* [Dataset extract]
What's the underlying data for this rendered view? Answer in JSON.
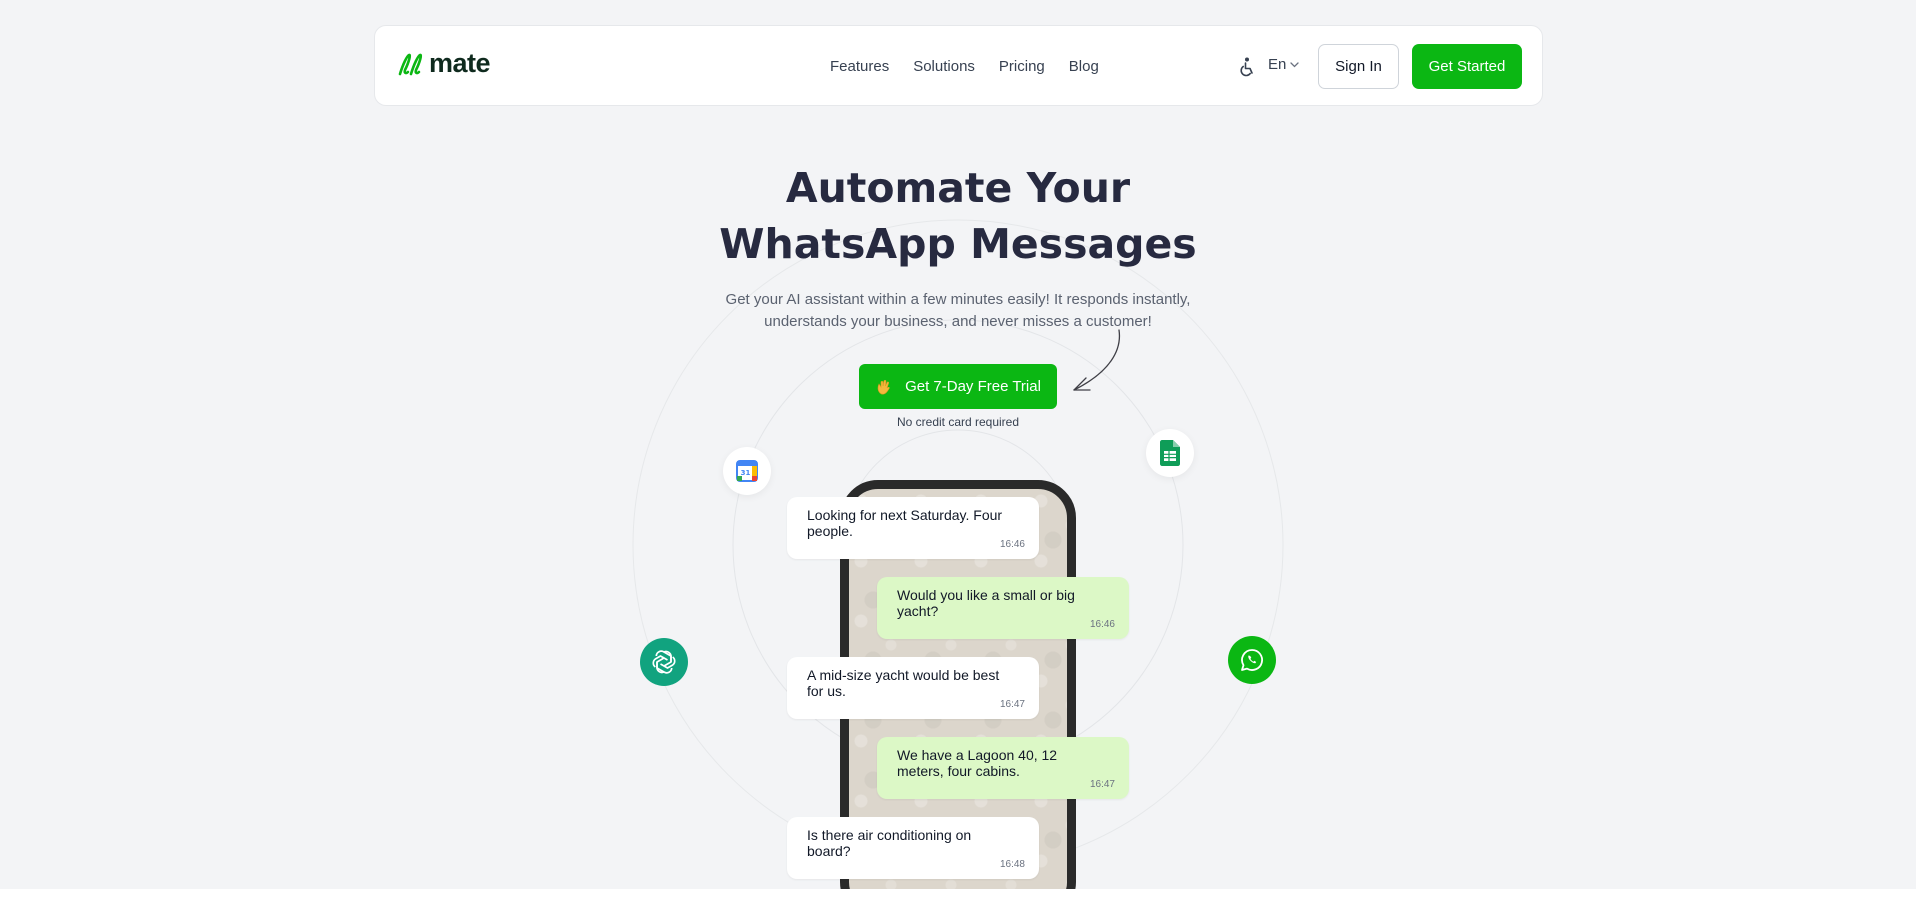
{
  "header": {
    "logo_text": "mate",
    "nav": [
      "Features",
      "Solutions",
      "Pricing",
      "Blog"
    ],
    "language": "En",
    "signin_label": "Sign In",
    "get_started_label": "Get Started"
  },
  "hero": {
    "title_line1": "Automate Your",
    "title_line2": "WhatsApp Messages",
    "subtitle_line1": "Get your AI assistant within a few minutes easily! It responds instantly,",
    "subtitle_line2": "understands your business, and never misses a customer!",
    "cta_label": "Get 7-Day Free Trial",
    "cta_note": "No credit card required"
  },
  "chat": {
    "messages": [
      {
        "text": "Looking for next Saturday. Four people.",
        "time": "16:46",
        "direction": "in"
      },
      {
        "text": "Would you like a small or big yacht?",
        "time": "16:46",
        "direction": "out"
      },
      {
        "text": "A mid-size yacht would be best for us.",
        "time": "16:47",
        "direction": "in"
      },
      {
        "text": "We have a Lagoon 40, 12 meters, four cabins.",
        "time": "16:47",
        "direction": "out"
      },
      {
        "text": "Is there air conditioning on board?",
        "time": "16:48",
        "direction": "in"
      }
    ]
  },
  "integrations": [
    "google-calendar-icon",
    "google-sheets-icon",
    "chatgpt-icon",
    "whatsapp-icon"
  ],
  "colors": {
    "brand_green": "#0bb713",
    "title_color": "#272a40",
    "outgoing_bubble": "#dcf8c6",
    "gpt_teal": "#11a37f"
  }
}
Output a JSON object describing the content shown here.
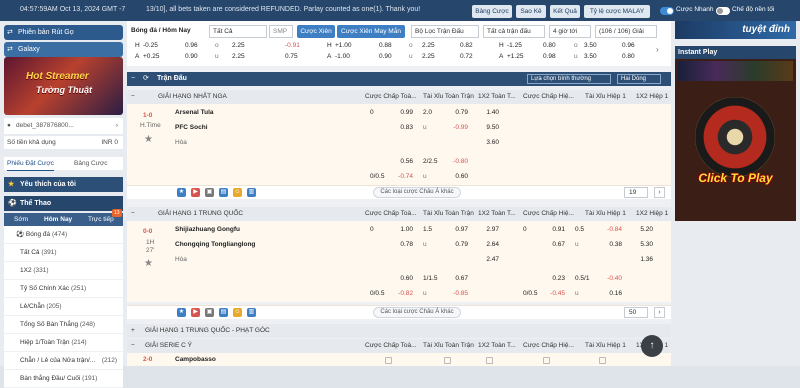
{
  "topbar": {
    "clock": "04:57:59AM Oct 13, 2024 GMT -7",
    "ticker": "13/10], all bets taken are considered REFUNDED. Parlay counted as one(1). Thank you!",
    "buttons": [
      "Bảng Cược",
      "Sao Kê",
      "Kết Quả",
      "Tỷ lệ cược MALAY"
    ],
    "fast_bet": "Cược Nhanh",
    "night_mode": "Chế độ nền tối"
  },
  "sidebar": {
    "promo1": "Phiên bản Rút Gọ",
    "promo2": "Galaxy",
    "banner_line1": "Hot Streamer",
    "banner_line2": "Tường Thuật",
    "username": "debet_387876800...",
    "balance_label": "Số tiền khả dụng",
    "balance_value": "INR 0",
    "slip_tabs": [
      "Phiếu Đặt Cược",
      "Bảng Cược"
    ],
    "favorites": "Yêu thích của tôi",
    "sports": "Thể Thao",
    "sport_tabs": [
      "Sớm",
      "Hôm Nay",
      "Trực tiếp"
    ],
    "live_badge": "13",
    "nav": [
      {
        "label": "Bóng đá",
        "count": "(474)"
      },
      {
        "label": "Tất Cả",
        "count": "(391)"
      },
      {
        "label": "1X2",
        "count": "(331)"
      },
      {
        "label": "Tỷ Số Chính Xác",
        "count": "(251)"
      },
      {
        "label": "Lẻ/Chẵn",
        "count": "(205)"
      },
      {
        "label": "Tổng Số Bàn Thắng",
        "count": "(248)"
      },
      {
        "label": "Hiệp 1/Toàn Trận",
        "count": "(214)"
      },
      {
        "label": "Chẵn / Lẻ của Nửa trận/...",
        "count": "(212)"
      },
      {
        "label": "Bàn thắng Đầu/ Cuối",
        "count": "(191)"
      }
    ]
  },
  "filter": {
    "breadcrumb": "Bóng đá / Hôm Nay",
    "all": "Tất Cả",
    "smp": "SMP",
    "bet_btn": "Cược Xiên",
    "bet_btn2": "Cược Xiên May Mắn",
    "league_filter": "Bộ Lọc Trận Đấu",
    "all_matches": "Tất cả trận đấu",
    "hours": "4 giờ tới",
    "count": "(106 / 106) Giải"
  },
  "mini": [
    {
      "rows": [
        [
          "H",
          "-0.25",
          "0.96",
          "o",
          "2.25",
          "-0.91"
        ],
        [
          "A",
          "+0.25",
          "0.90",
          "u",
          "2.25",
          "0.75"
        ]
      ]
    },
    {
      "rows": [
        [
          "H",
          "+1.00",
          "0.88",
          "o",
          "2.25",
          "0.82"
        ],
        [
          "A",
          "-1.00",
          "0.90",
          "u",
          "2.25",
          "0.72"
        ]
      ]
    },
    {
      "rows": [
        [
          "H",
          "-1.25",
          "0.80",
          "o",
          "3.50",
          "0.96"
        ],
        [
          "A",
          "+1.25",
          "0.98",
          "u",
          "3.50",
          "0.80"
        ]
      ]
    }
  ],
  "panel": {
    "title": "Trận Đấu",
    "sort": "Lựa chọn bình thường",
    "halves": "Hai Dòng"
  },
  "col_headers": [
    "Cược Chấp Toà...",
    "Tài Xỉu Toàn Trận",
    "1X2 Toàn T...",
    "Cược Chấp Hiệ...",
    "Tài Xỉu Hiệp 1",
    "1X2 Hiệp 1"
  ],
  "leagues": [
    "GIẢI HẠNG NHẤT NGA",
    "GIẢI HẠNG 1 TRUNG QUỐC",
    "GIẢI HẠNG 1 TRUNG QUỐC - PHẠT GÓC",
    "GIẢI SERIE C Ý"
  ],
  "match1": {
    "score": "1-0",
    "status": "H.Time",
    "home": "Arsenal Tula",
    "away": "PFC Sochi",
    "draw": "Hòa",
    "r1": [
      "0",
      "0.99",
      "2.0",
      "0.79",
      "1.40"
    ],
    "r2": [
      "0.83",
      "u",
      "-0.99",
      "9.50"
    ],
    "r3": [
      "3.60"
    ],
    "r4": [
      "0.56",
      "2/2.5",
      "-0.80"
    ],
    "r5": [
      "0/0.5",
      "-0.74",
      "u",
      "0.60"
    ],
    "pager": "19"
  },
  "match2": {
    "score": "0-0",
    "status": "1H",
    "minute": "27'",
    "home": "Shijiazhuang Gongfu",
    "away": "Chongqing Tonglianglong",
    "draw": "Hòa",
    "r1": [
      "0",
      "1.00",
      "1.5",
      "0.97",
      "2.97",
      "0",
      "0.91",
      "0.5",
      "-0.84",
      "5.20"
    ],
    "r2": [
      "0.78",
      "u",
      "0.79",
      "2.64",
      "0.67",
      "u",
      "0.38",
      "5.30"
    ],
    "r3": [
      "2.47",
      "1.36"
    ],
    "r4": [
      "0.60",
      "1/1.5",
      "0.67",
      "0.23",
      "0.5/1",
      "-0.40"
    ],
    "r5": [
      "0/0.5",
      "-0.82",
      "u",
      "-0.85",
      "0/0.5",
      "-0.45",
      "u",
      "0.16"
    ],
    "pager": "50"
  },
  "match3": {
    "score": "2-0",
    "home": "Campobasso"
  },
  "more": "Các loại cược Châu Á khác",
  "right": {
    "banner": "tuyệt đỉnh",
    "header": "Instant Play",
    "game_label": "Click To Play"
  }
}
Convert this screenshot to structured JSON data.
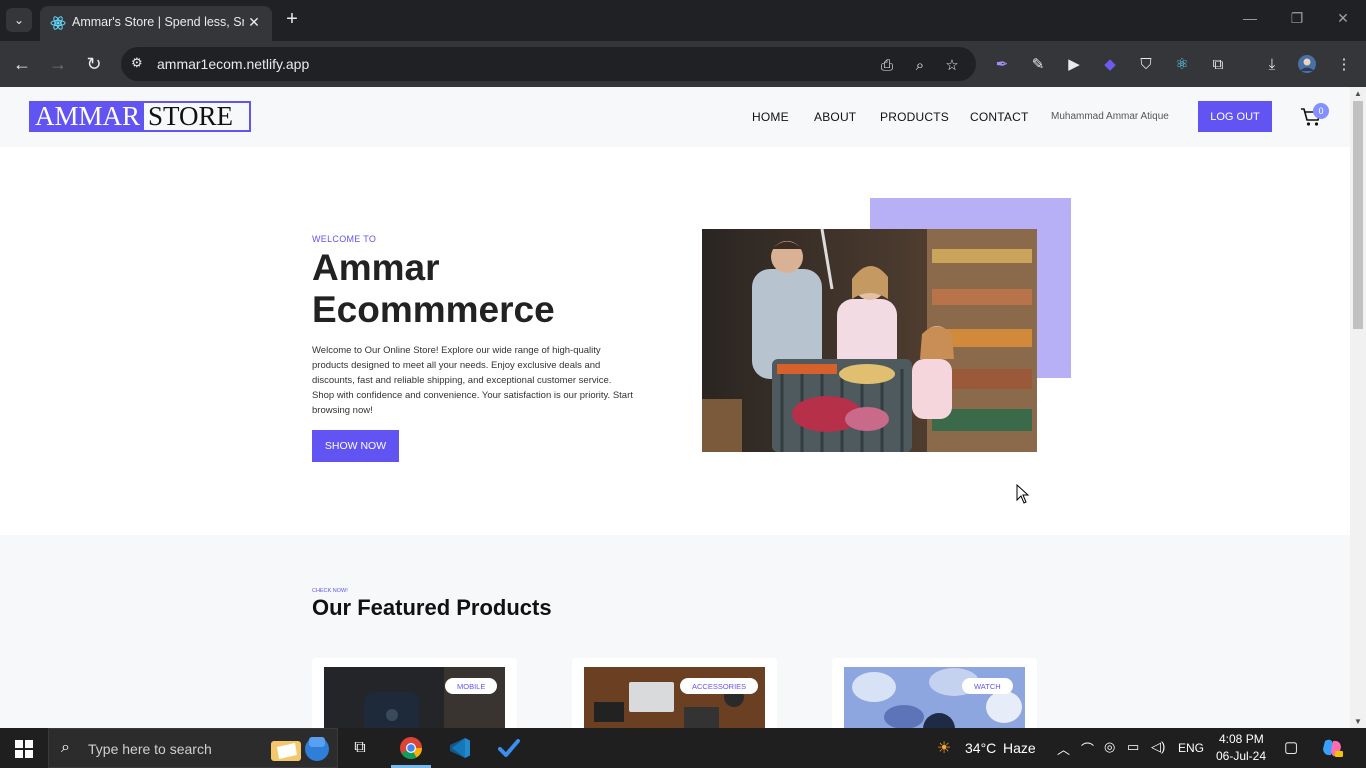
{
  "browser": {
    "tab_title": "Ammar's Store | Spend less, Smile more",
    "url": "ammar1ecom.netlify.app",
    "new_tab": "+",
    "tab_close": "✕"
  },
  "header": {
    "logo_part1": "AMMAR",
    "logo_part2": "STORE",
    "nav": [
      "HOME",
      "ABOUT",
      "PRODUCTS",
      "CONTACT"
    ],
    "username": "Muhammad Ammar Atique",
    "logout_label": "LOG OUT",
    "cart_count": "0"
  },
  "hero": {
    "welcome": "WELCOME TO",
    "title_line1": "Ammar",
    "title_line2": "Ecommmerce",
    "description": "Welcome to Our Online Store! Explore our wide range of high-quality products designed to meet all your needs. Enjoy exclusive deals and discounts, fast and reliable shipping, and exceptional customer service. Shop with confidence and convenience. Your satisfaction is our priority. Start browsing now!",
    "button_label": "SHOW NOW"
  },
  "featured": {
    "subtitle": "CHECK NOW!",
    "title": "Our Featured Products",
    "cards": [
      {
        "tag": "MOBILE"
      },
      {
        "tag": "ACCESSORIES"
      },
      {
        "tag": "WATCH"
      }
    ]
  },
  "taskbar": {
    "search_placeholder": "Type here to search",
    "weather_temp": "34°C",
    "weather_text": "Haze",
    "language": "ENG",
    "time": "4:08 PM",
    "date": "06-Jul-24"
  },
  "colors": {
    "accent": "#6254f3",
    "accent_light": "#b8b0f6",
    "section_bg": "#f6f8fa"
  }
}
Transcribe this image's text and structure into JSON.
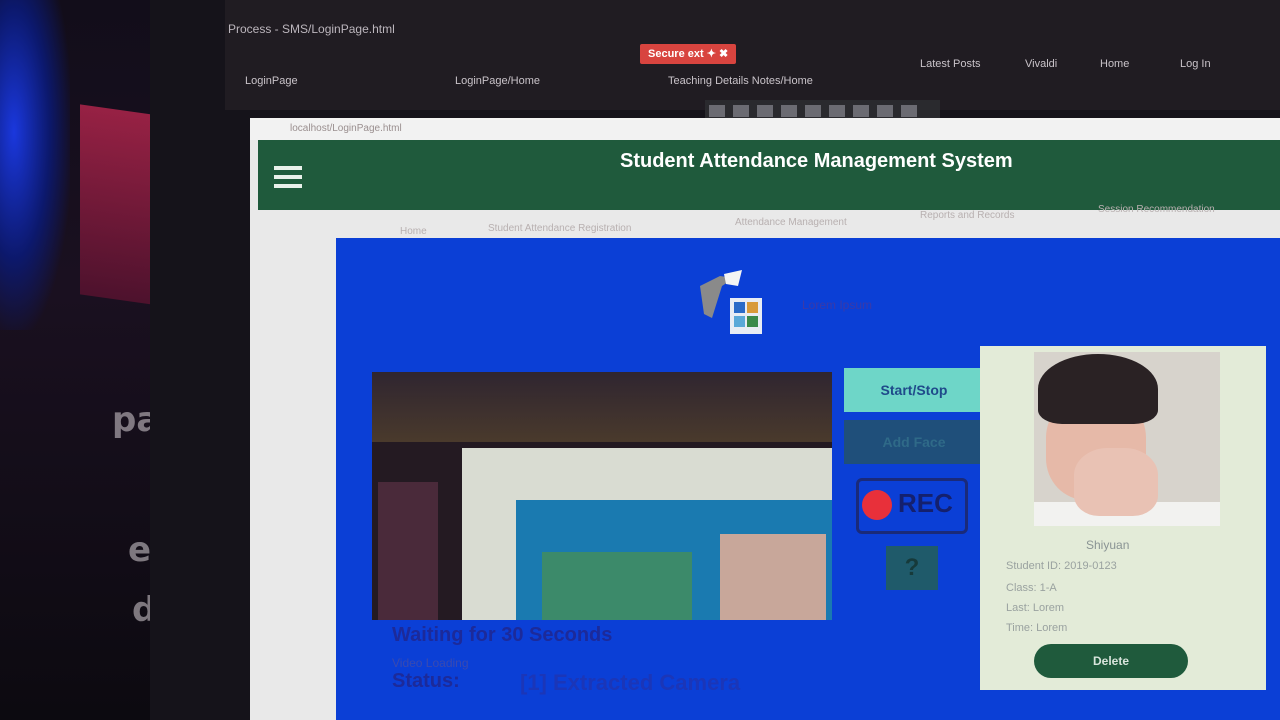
{
  "browser": {
    "window_title": "Process - SMS/LoginPage.html",
    "active_tab_label": "Secure ext ✦ ✖",
    "tabs": [
      "LoginPage",
      "LoginPage/Home",
      "Teaching Details Notes/Home"
    ],
    "toolbar_items": [
      "Latest Posts",
      "Vivaldi",
      "Home",
      "Log In"
    ],
    "address": "localhost/LoginPage.html"
  },
  "app": {
    "title": "Student Attendance Management System",
    "nav": [
      "Home",
      "Student Attendance Registration",
      "Attendance Management",
      "Reports and Records",
      "Session Recommendation"
    ],
    "logo_link": "Lorem Ipsum"
  },
  "controls": {
    "start_stop_label": "Start/Stop",
    "add_face_label": "Add Face",
    "rec_label": "REC",
    "help_label": "?"
  },
  "captions": {
    "line1": "Waiting for 30 Seconds",
    "line2": "Video Loading",
    "line3": "Status:",
    "line4": "[1] Extracted Camera"
  },
  "student_card": {
    "name": "Shiyuan",
    "details": [
      "Student ID: 2019-0123",
      "Class: 1-A",
      "Last: Lorem",
      "Time: Lorem"
    ],
    "delete_label": "Delete"
  },
  "colors": {
    "header_green": "#1f5a3c",
    "panel_blue": "#0b3fd6",
    "rec_red": "#e8303a"
  }
}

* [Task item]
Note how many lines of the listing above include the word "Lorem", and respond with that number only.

* [Answer area]
3